In the opinion of Grant, "It wasn't a very good football game and that's a shame because this is football's showcase. The kicking game was not good, with three missed field goals, some fluke interceptions, some penalties. It was not the type of game either team played to get here."
Tarkenton put it more succinctly. "They deserved to win. They did it. We didn't."
When the victorious Steelers poured into their surprisingly-subdued clubhouse, they found Owner Art Rooney already on hand. "I came down early to make sure my hair was combed," wisecracked the 73-year-old
Bleier, the Vietnam hero with the Bronze Star and Purple Heart, was the first to greet the owner. "Thanks for giving me the chance to play," whispered Bleier from behind an embrace.
"Thanks for being part of the championship team," rejoined Rooney. The tears of both were genuine.
Russell presented the game ball to Rooney, exclaiming, "This one's for The Chief. It's been a long time coming."
"Thank you," murmured Rooney. "I'm proud of you and I'm grateful to you."
"Art Rooney is the greatest man who ever walked," exulted Bradshaw in a burst of hyperbole. "I'm glad our victory occurred in Louisiana. This is like the hometown boy coming home to win the Super Bowl." Bradshaw is a Shreveport native.

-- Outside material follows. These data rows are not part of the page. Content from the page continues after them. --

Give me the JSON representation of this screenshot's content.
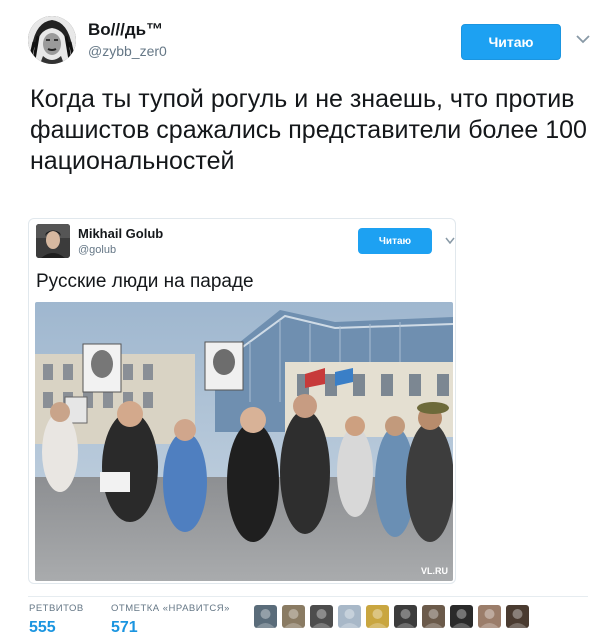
{
  "author": {
    "name": "Во///дь™",
    "handle": "@zybb_zer0",
    "avatar_icon": "warrior-headdress-portrait"
  },
  "follow_button_label": "Читаю",
  "tweet_text": "Когда ты тупой рогуль и не знаешь, что против фашистов сражались представители более 100 национальностей",
  "quoted_tweet": {
    "name": "Mikhail Golub",
    "handle": "@golub",
    "follow_label": "Читаю",
    "text": "Русские люди на параде",
    "photo_watermark": "VL.RU",
    "photo_description": "parade-crowd-holding-portraits"
  },
  "stats": {
    "retweets_label": "РЕТВИТОВ",
    "retweets_value": "555",
    "likes_label": "ОТМЕТКА «НРАВИТСЯ»",
    "likes_value": "571"
  },
  "likers": [
    {
      "color": "#5a6c7a"
    },
    {
      "color": "#8a7b63"
    },
    {
      "color": "#4d4d4d"
    },
    {
      "color": "#a8b8c8"
    },
    {
      "color": "#c9a640"
    },
    {
      "color": "#3c3c3c"
    },
    {
      "color": "#6b5a4a"
    },
    {
      "color": "#2a2a2a"
    },
    {
      "color": "#9b7d6a"
    },
    {
      "color": "#4a3b30"
    }
  ],
  "colors": {
    "accent": "#1da1f2",
    "link": "#1b95e0",
    "muted": "#657786"
  }
}
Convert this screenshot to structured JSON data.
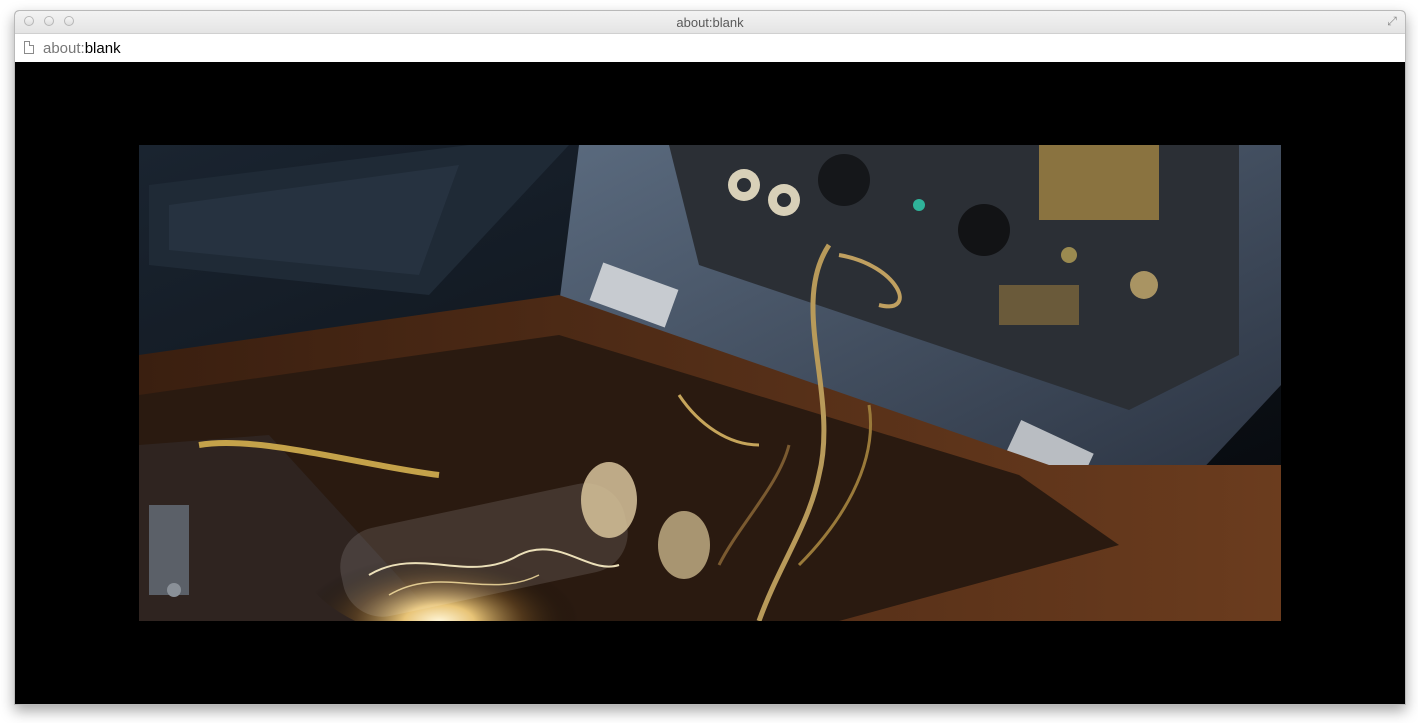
{
  "window": {
    "title": "about:blank"
  },
  "address": {
    "scheme": "about:",
    "path": "blank"
  },
  "video": {
    "icon": "video-frame"
  }
}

Terry recalled that Rooney had predicted in 1970 that the Steelers would be in the Super Bowl in five years. "I didn't believe in that stuff at the time but here we are," he said.
"As I walked off the field, I just savored it all, the noise and all the emotion. It was just a great, satisfying feeling."
As Bradshaw walked into the clubhouse, he, like many members of the Steelers, was wearing a special type of shoe supplied by equipment manager Tony Parisi.
"I knew that the artificial surface of Tulane Stadium would be slick if it rained," reported Parisi, a transplanted Canadian. "So I called up the Weather Bureau and asked for a long-range forecast. They told me there was a good chance there would be a lot of rain before Sunday.
"Then I remembered reading something about shoes that had not yet come on the market. I did a little checking and found I could get this special type of shoe in Montreal. I phoned and ordered 75 pairs of shoes, which arrived on Wednesday.
"I don't tell the players what to wear. I only suggest and if they like the suggestion, fine."
"I don't know where he got 'em, but it was like they came from heaven," declared Russell. "They made a tremendous difference. They were absolutely fantastic."
Russell, Bradshaw and Harris were among those who wore the special shoes during the second half of the game, a game that, many contended, would not have culminated in victory without the foresight and enterprise of Tony Parisi.